I've spent multiple posts loathing the month of February and loving the month of March for its respective sports relevance. Now deep in month of April, I am again pondering what this month means for us sports fanatics. Granted my sports consumption is disproportionally shaped by what ESPN throws at me, but I feel as if the network and to a degree sports fans in general who ultimately shape this programming, are missing the ball.
For two of the major (ok, one is really minor) sports, the playoffs are either just underway or less than a week from it. The NHL is skating through the first round and the NBA's season wraps up on Wednesday.
Baseball is just under way and despite a few fans already lamenting their season as lost, the fresh spring hope abounds for the majority of teams. The first wave of injuries (Soriano, Ryan, Carpenter) have hit teams and now comes the always interesting answer to how to fill the holes, whether through trades or minor leaguers about to come of age.
Yet for this excitement at both the end and beginning of major seasons, the dominant topic of conversation and subject of ample coverage are the NFL and NBA drafts. I remember way back when the drafts happened, we all read in the newspaper who we got, and we moved on from there. Now, Mel Kiper has his own ESPN 3 dedicated to his every move, and ESPN.com has their draft projector for the NBA that has Greg Oden going to a different team every time you play so as to satisfy each clubs' fans.
As for the NFL, I really only pay attention to projections on who the Cleveland Browns are going to select for obvious reasons. I shouldn't even do that as I get worked up about Brady Quinn reuniting with Charlie Weis and passing on Adrian Peterson. But then I think back to what happens every single year. The projections are right about a tenth of the time. Come draft day, trades are made, GMs not possibly as intelligent as the TV people make divergent decisions than were expected, and all the hype that surrounds a certain player quiets as he falls two whole spots from a team that had to have him. Many of these players will fill holes on their new teams, and some will be superstars that will shape the future of the sport. For most though, the 15 minutes of coverage heaped upon them on draft day will be the last meaningful exposure they ever have. ESPN and the media in general are so giddy, though, about getting in on the ground floor to have coverage on "the next Peyton Manning" that the entire event is overblown to make the day(s) seem like the definitive moment for all teams for the next season.

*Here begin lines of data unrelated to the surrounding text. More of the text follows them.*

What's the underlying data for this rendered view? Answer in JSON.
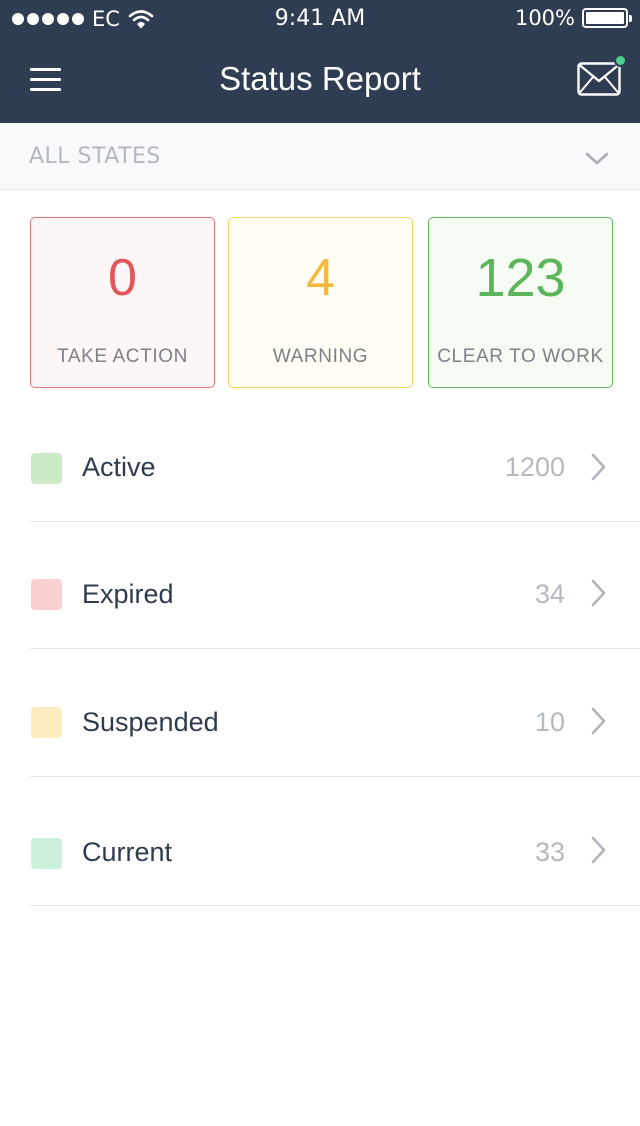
{
  "status_bar": {
    "carrier": "EC",
    "time": "9:41 AM",
    "battery": "100%"
  },
  "header": {
    "title": "Status Report",
    "menu_icon": "hamburger-menu-icon",
    "mail_icon": "envelope-icon",
    "notification_color": "#4ed08e"
  },
  "filter": {
    "label": "ALL STATES",
    "icon": "chevron-down-icon"
  },
  "summary_cards": [
    {
      "value": "0",
      "label": "TAKE ACTION",
      "color": "#e2555c"
    },
    {
      "value": "4",
      "label": "WARNING",
      "color": "#f2b93c"
    },
    {
      "value": "123",
      "label": "CLEAR TO WORK",
      "color": "#5bb55a"
    }
  ],
  "statuses": [
    {
      "label": "Active",
      "count": "1200",
      "color": "#cdeac8"
    },
    {
      "label": "Expired",
      "count": "34",
      "color": "#fbd0d0"
    },
    {
      "label": "Suspended",
      "count": "10",
      "color": "#fdecbf"
    },
    {
      "label": "Current",
      "count": "33",
      "color": "#cdf0dd"
    }
  ]
}
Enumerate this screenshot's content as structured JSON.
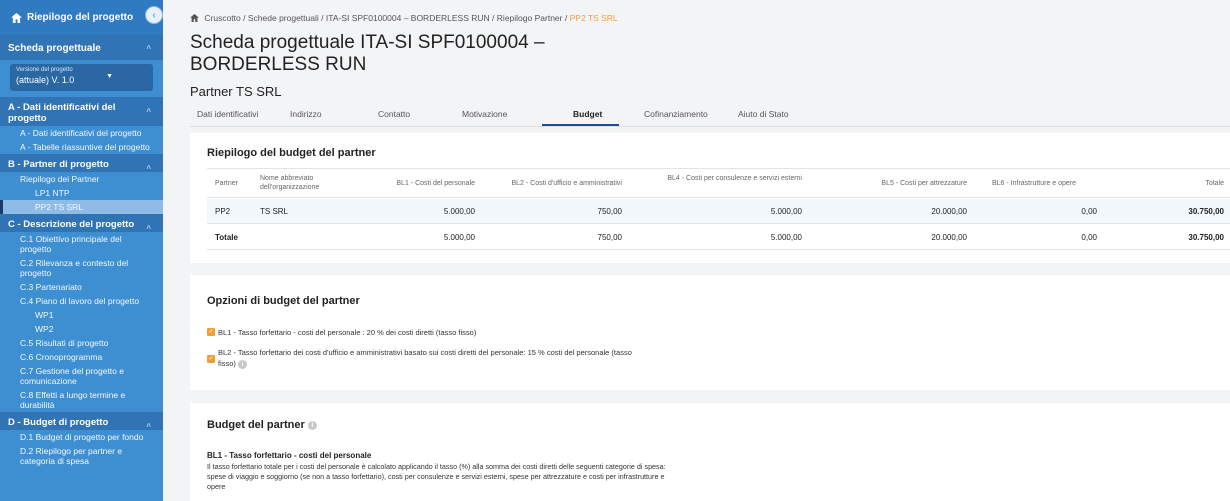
{
  "sidebar": {
    "header": "Riepilogo del progetto",
    "collapse_icon": "‹",
    "section_title": "Scheda progettuale",
    "version_label": "Versione del progetto",
    "version_value": "(attuale) V. 1.0",
    "groups": {
      "a": "A - Dati identificativi del progetto",
      "a_items": [
        "A - Dati identificativi del progetto",
        "A - Tabelle riassuntive del progetto"
      ],
      "b": "B - Partner di progetto",
      "b_item": "Riepilogo dei Partner",
      "b_subs": [
        "LP1 NTP",
        "PP2 TS SRL"
      ],
      "c": "C - Descrizione del progetto",
      "c_items": [
        "C.1 Obiettivo principale del progetto",
        "C.2 Rilevanza e contesto del progetto",
        "C.3 Partenariato",
        "C.4 Piano di lavoro del progetto"
      ],
      "c_subs": [
        "WP1",
        "WP2"
      ],
      "c_items2": [
        "C.5 Risultati di progetto",
        "C.6 Cronoprogramma",
        "C.7 Gestione del progetto e comunicazione",
        "C.8 Effetti a lungo termine e durabilità"
      ],
      "d": "D - Budget di progetto",
      "d_items": [
        "D.1 Budget di progetto per fondo",
        "D.2 Riepilogo per partner e categoria di spesa"
      ]
    }
  },
  "breadcrumb": {
    "items": [
      "Cruscotto",
      "Schede progettuali",
      "ITA-SI SPF0100004 – BORDERLESS RUN",
      "Riepilogo Partner"
    ],
    "current": "PP2 TS SRL",
    "sep": "/"
  },
  "page_title": "Scheda progettuale ITA-SI SPF0100004 – BORDERLESS RUN",
  "partner_title": "Partner TS SRL",
  "tabs": [
    "Dati identificativi",
    "Indirizzo",
    "Contatto",
    "Motivazione",
    "Budget",
    "Cofinanziamento",
    "Aiuto di Stato"
  ],
  "budget_summary": {
    "title": "Riepilogo del budget del partner",
    "headers": [
      "Partner",
      "Nome abbreviato dell'organizzazione",
      "BL1 - Costi del personale",
      "BL2 - Costi d'ufficio e amministrativi",
      "BL4 - Costi per consulenze e servizi esterni",
      "BL5 - Costi per attrezzature",
      "BL6 - Infrastrutture e opere",
      "Totale"
    ],
    "row": [
      "PP2",
      "TS SRL",
      "5.000,00",
      "750,00",
      "5.000,00",
      "20.000,00",
      "0,00",
      "30.750,00"
    ],
    "total_row": [
      "Totale",
      "5.000,00",
      "750,00",
      "5.000,00",
      "20.000,00",
      "0,00",
      "30.750,00"
    ]
  },
  "options": {
    "title": "Opzioni di budget del partner",
    "bl1": "BL1 - Tasso forfettario - costi del personale : 20 % dei costi diretti (tasso fisso)",
    "bl2": "BL2 - Tasso forfettario dei costi d'ufficio e amministrativi basato sui costi diretti del personale: 15 % costi del personale (tasso fisso)",
    "check": "✓",
    "info": "i"
  },
  "partner_budget": {
    "title": "Budget del partner",
    "bl1_title": "BL1 - Tasso forfettario - costi del personale",
    "bl1_text": "Il tasso forfettario totale per i costi del personale è calcolato applicando il tasso (%) alla somma dei costi diretti delle seguenti categorie di spesa: spese di viaggio e soggiorno (se non a tasso forfettario), costi per consulenze e servizi esterni, spese per attrezzature e costi per infrastrutture e opere"
  },
  "colors": {
    "sidebar": "#3d8fd1",
    "accent": "#f0a030",
    "tab_active": "#1e4f8a"
  }
}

Over in the NBA, their draft, too, is getting much attention. Some of it on the college side and some of it on the pro side. Thanks in no small part to the epic buzz generated by LeBron James' skip from high school to college, everyone, likewise, wants in early on the next big thing. Nevermind all the disasters, just one good player out of the whole draft is worth this crazy coverage. This year, we happen to have two such phenoms on our hands in the form of Greg Oden and Kevin Durant. Their declaring for the NBA draft is certainly news worthy and for that I do not criticize. Just combined with all other things draft, it's cumulatively overwhelming. Now we've got teams playing to lose so as to have a better opportunity at these newly eligible draftees. Debate rages over the ethics of playing to lose to have a better chance at winning in the future and while I see valid points on both sides of that conversation, I think I'd rather talk about the playoffs (or baseball) than Ryan Gomes and the hapless Celtics plan to fit Oden in Boston's green and white.
I guess I wish back for those days in my childhood. Days when I had to walk seven miles uphill both ways, through the snow, and over the river to get to school. Days when the draft was a one day event and we waited to see what the new guy could do to help the team and fit in. Days, not months, worth of draft day build up was sufficient for everyone. In the meantime, I will suffer through this tired exercise of who should take who by consuming the rest of my orange juice and heading off to Walgreens.